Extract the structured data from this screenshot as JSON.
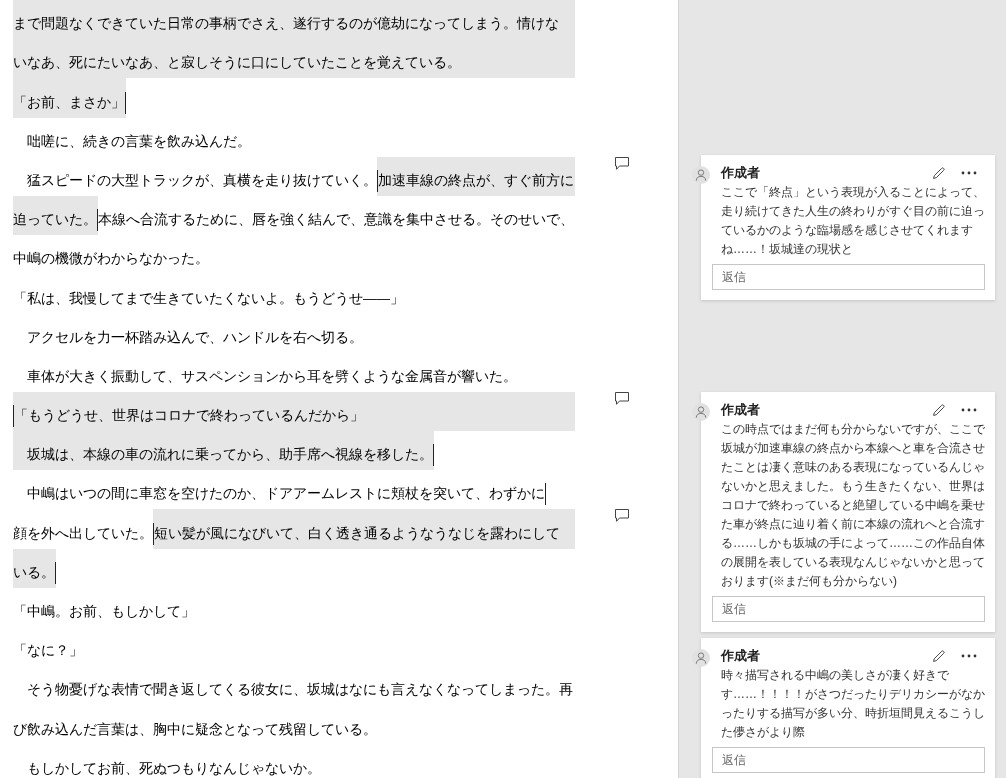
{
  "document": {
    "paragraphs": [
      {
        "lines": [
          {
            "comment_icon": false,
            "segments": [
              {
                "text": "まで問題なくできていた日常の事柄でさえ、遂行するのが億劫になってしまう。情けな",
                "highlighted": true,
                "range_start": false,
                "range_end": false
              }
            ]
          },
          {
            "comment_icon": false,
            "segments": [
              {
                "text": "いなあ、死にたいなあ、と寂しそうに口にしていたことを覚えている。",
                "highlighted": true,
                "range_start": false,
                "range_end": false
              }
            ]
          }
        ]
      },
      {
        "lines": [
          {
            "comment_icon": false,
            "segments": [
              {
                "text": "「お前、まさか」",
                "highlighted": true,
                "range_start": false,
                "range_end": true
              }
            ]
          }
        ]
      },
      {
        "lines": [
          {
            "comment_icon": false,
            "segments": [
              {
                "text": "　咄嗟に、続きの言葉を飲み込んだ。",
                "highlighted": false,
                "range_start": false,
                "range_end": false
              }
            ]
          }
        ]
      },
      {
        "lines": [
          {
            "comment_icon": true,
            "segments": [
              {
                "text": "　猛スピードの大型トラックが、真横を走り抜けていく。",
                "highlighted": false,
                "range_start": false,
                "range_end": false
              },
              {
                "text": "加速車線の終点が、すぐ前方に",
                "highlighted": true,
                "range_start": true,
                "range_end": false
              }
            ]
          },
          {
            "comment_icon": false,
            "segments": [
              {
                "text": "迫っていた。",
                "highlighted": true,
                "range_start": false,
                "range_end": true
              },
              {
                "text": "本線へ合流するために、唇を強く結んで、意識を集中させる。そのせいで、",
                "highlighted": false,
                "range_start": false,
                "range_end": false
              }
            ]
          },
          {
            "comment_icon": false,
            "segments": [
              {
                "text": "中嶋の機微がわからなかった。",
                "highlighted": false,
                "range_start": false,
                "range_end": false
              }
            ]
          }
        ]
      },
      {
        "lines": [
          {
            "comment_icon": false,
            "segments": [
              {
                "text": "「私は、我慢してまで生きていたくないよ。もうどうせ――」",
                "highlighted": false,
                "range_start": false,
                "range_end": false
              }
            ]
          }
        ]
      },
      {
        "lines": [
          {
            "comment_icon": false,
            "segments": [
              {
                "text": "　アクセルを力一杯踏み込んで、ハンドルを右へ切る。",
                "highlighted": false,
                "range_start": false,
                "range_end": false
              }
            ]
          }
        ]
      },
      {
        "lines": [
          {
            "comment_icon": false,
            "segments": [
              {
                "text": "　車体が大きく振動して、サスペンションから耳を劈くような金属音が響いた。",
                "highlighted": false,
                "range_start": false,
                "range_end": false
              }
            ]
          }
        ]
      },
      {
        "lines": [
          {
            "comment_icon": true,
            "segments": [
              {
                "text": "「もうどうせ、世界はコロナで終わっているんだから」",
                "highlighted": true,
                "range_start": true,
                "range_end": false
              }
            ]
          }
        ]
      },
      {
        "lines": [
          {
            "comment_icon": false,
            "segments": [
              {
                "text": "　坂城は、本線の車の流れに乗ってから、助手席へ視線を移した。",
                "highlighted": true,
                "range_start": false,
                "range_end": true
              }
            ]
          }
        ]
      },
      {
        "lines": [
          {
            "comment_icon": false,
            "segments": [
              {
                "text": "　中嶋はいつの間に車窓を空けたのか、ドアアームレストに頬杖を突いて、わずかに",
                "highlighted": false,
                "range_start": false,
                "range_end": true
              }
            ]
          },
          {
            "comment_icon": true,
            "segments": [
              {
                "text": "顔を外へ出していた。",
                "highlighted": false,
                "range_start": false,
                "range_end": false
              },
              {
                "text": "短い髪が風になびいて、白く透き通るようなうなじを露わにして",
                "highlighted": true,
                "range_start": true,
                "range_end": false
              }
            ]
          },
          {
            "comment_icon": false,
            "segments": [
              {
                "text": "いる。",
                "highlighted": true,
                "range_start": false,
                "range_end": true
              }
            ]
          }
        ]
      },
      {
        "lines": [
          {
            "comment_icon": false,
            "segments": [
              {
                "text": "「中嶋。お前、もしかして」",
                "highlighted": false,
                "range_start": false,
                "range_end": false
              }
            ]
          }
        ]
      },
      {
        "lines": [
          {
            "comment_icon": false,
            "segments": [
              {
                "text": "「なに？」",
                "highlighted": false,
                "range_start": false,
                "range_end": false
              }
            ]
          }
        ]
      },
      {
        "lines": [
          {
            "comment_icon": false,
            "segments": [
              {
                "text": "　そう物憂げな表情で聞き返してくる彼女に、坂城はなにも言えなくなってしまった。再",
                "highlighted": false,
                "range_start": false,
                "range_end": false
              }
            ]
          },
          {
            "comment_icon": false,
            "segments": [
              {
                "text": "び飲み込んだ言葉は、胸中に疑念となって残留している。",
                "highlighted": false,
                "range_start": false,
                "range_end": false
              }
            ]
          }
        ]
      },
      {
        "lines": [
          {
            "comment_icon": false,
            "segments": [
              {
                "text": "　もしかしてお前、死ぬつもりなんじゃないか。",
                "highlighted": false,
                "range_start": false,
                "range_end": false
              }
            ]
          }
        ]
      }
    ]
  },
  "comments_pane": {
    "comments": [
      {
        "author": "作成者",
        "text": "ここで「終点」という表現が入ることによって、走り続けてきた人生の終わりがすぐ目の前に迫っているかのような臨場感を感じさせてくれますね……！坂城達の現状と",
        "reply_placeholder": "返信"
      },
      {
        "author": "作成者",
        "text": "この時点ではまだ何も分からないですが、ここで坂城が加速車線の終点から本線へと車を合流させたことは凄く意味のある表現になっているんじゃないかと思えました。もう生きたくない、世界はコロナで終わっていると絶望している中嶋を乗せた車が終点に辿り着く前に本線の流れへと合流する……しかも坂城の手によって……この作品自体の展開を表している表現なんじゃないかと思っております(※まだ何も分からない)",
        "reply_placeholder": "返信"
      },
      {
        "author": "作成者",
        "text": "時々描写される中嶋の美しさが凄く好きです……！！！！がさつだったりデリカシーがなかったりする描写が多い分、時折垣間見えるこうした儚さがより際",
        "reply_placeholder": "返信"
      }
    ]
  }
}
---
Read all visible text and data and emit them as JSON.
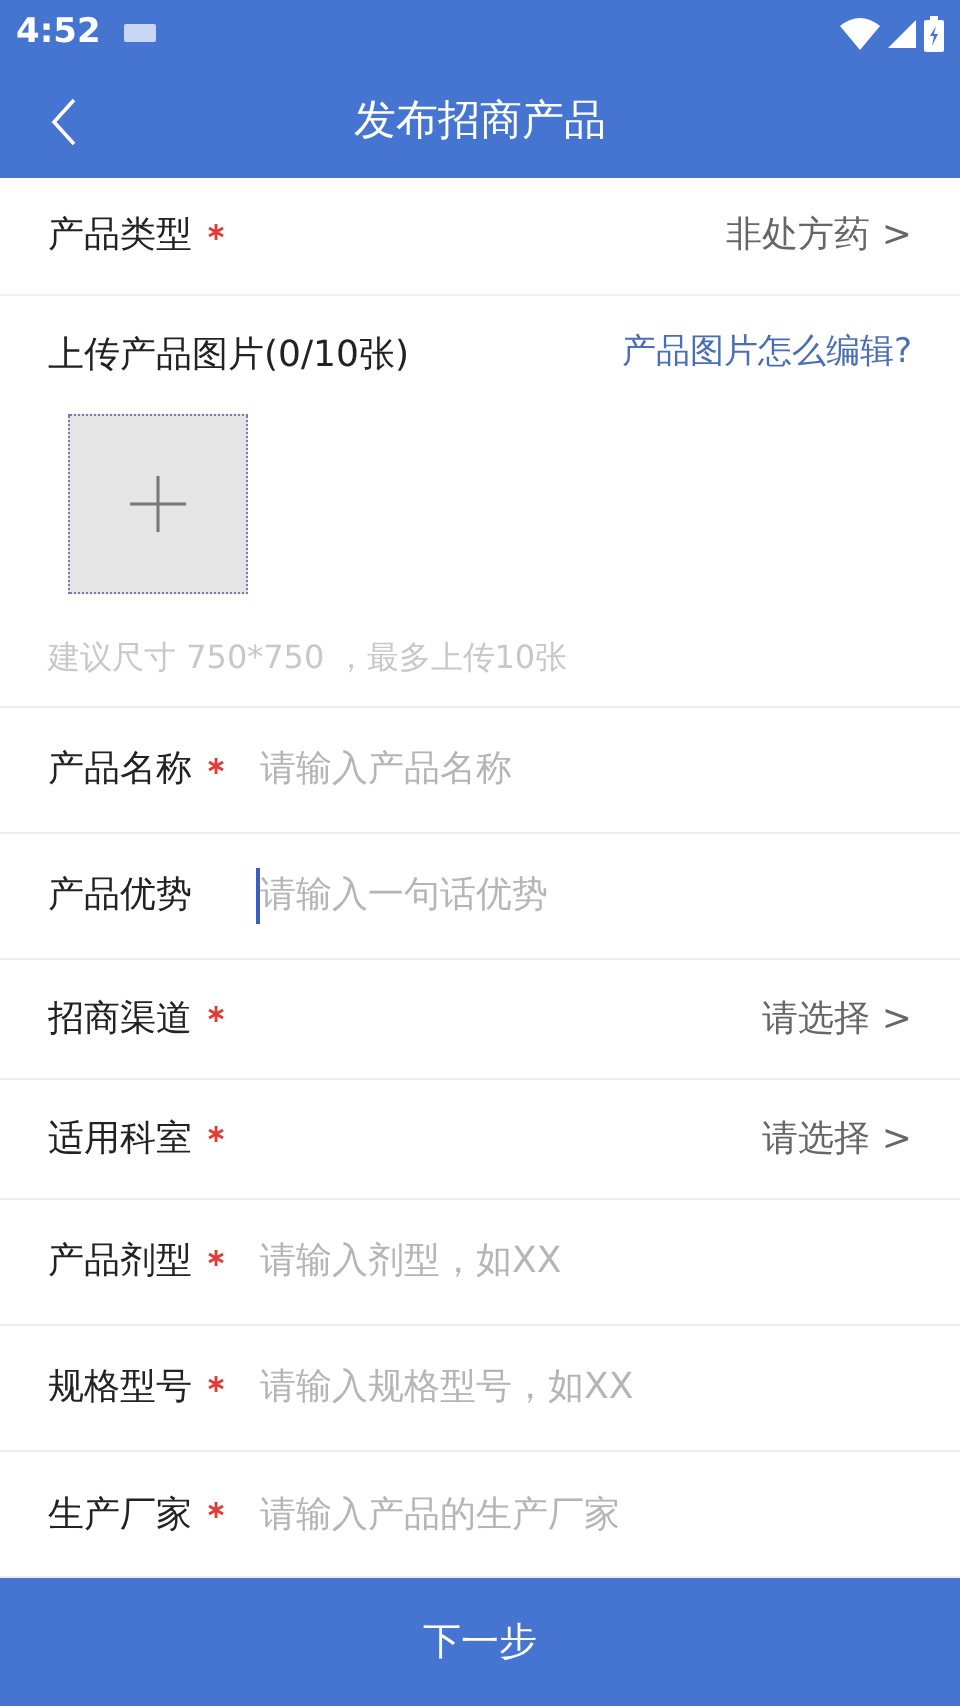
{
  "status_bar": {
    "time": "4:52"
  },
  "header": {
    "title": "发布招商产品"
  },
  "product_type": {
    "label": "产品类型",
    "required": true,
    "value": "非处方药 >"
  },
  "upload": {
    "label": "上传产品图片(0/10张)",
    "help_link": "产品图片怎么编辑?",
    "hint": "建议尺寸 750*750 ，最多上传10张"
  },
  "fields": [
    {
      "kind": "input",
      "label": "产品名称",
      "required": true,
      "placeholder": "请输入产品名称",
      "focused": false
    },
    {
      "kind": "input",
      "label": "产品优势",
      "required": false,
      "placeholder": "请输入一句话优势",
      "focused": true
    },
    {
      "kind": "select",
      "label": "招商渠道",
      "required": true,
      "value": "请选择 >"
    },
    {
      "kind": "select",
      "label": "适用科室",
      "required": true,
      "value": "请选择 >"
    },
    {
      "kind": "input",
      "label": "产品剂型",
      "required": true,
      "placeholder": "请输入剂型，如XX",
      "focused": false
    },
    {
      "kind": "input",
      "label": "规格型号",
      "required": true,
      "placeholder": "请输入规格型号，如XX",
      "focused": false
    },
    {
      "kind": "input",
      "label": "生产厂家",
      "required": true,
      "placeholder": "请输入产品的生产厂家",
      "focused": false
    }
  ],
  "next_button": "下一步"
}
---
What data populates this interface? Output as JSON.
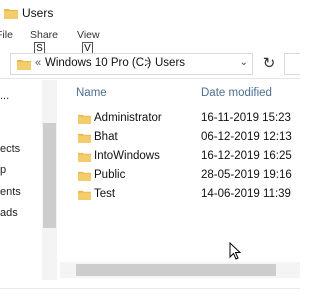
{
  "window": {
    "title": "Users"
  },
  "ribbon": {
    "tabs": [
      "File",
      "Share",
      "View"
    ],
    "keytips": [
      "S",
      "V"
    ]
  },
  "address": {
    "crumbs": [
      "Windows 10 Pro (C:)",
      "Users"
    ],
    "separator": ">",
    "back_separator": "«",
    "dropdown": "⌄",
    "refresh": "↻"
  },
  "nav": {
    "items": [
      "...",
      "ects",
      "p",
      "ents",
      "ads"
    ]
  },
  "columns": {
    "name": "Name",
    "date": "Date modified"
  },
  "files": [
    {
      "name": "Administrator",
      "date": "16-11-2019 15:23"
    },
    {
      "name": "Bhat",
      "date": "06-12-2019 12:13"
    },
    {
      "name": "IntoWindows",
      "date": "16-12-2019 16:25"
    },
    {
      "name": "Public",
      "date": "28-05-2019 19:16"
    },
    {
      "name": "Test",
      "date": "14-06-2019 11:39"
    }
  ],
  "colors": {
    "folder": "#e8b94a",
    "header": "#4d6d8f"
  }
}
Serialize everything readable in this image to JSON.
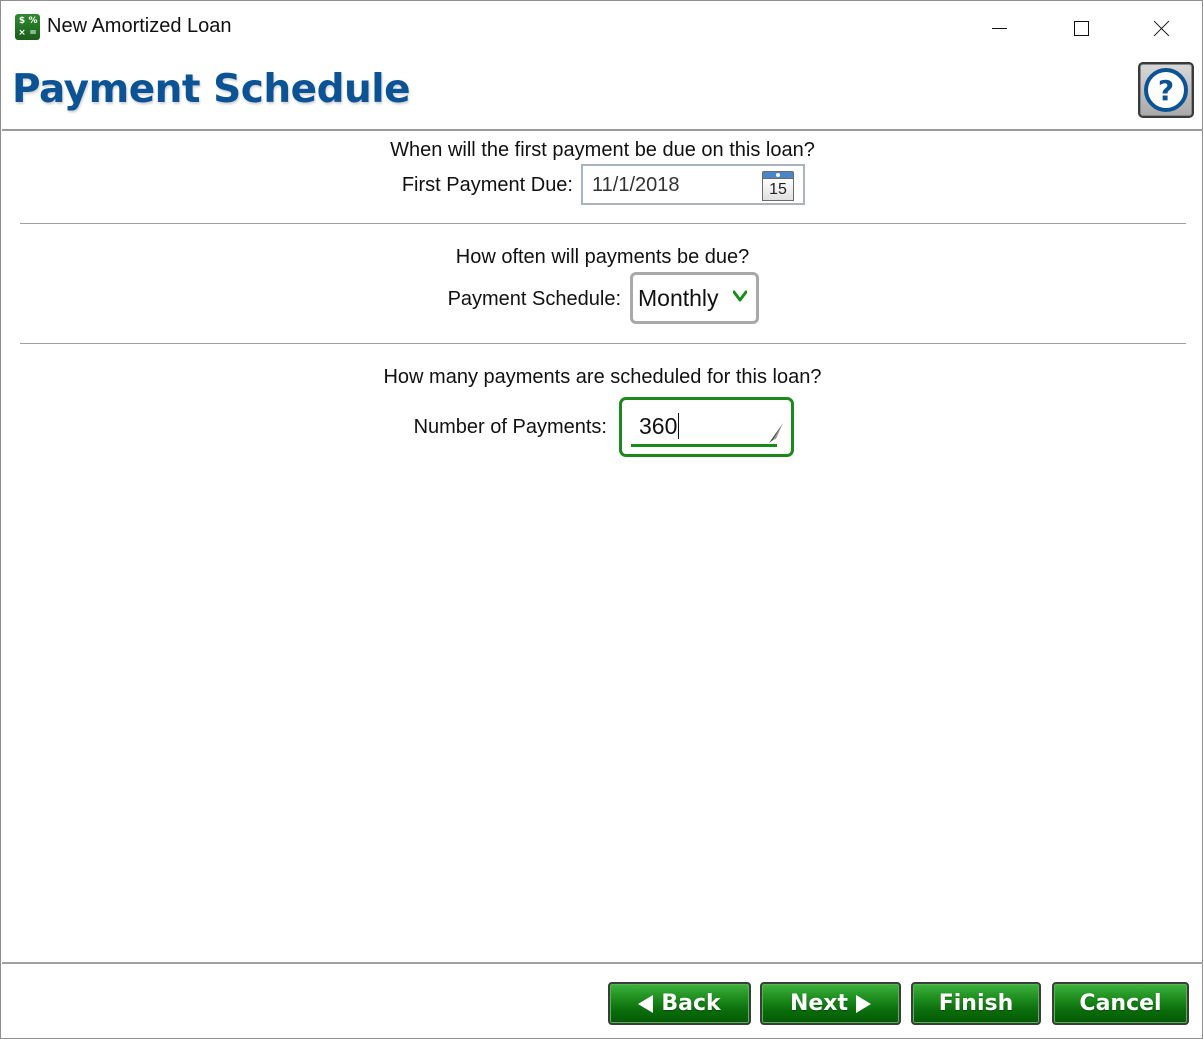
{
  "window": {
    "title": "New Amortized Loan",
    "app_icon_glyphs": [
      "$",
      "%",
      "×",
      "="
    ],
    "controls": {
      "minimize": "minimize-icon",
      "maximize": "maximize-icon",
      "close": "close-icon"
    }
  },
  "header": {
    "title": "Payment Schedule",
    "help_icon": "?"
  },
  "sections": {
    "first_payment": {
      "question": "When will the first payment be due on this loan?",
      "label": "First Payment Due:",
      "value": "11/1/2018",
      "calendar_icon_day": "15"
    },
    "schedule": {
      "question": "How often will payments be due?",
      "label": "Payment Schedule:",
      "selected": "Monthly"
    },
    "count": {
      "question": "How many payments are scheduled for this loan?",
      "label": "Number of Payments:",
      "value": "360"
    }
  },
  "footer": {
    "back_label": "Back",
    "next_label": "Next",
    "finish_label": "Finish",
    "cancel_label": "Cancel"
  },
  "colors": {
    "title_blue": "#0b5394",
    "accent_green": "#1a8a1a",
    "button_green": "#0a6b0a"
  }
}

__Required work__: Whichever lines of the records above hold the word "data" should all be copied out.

__Response box__:
Extract the structured data from this screenshot as JSON.
Read all visible text and data and emit them as JSON.
What data populates this interface? Output as JSON.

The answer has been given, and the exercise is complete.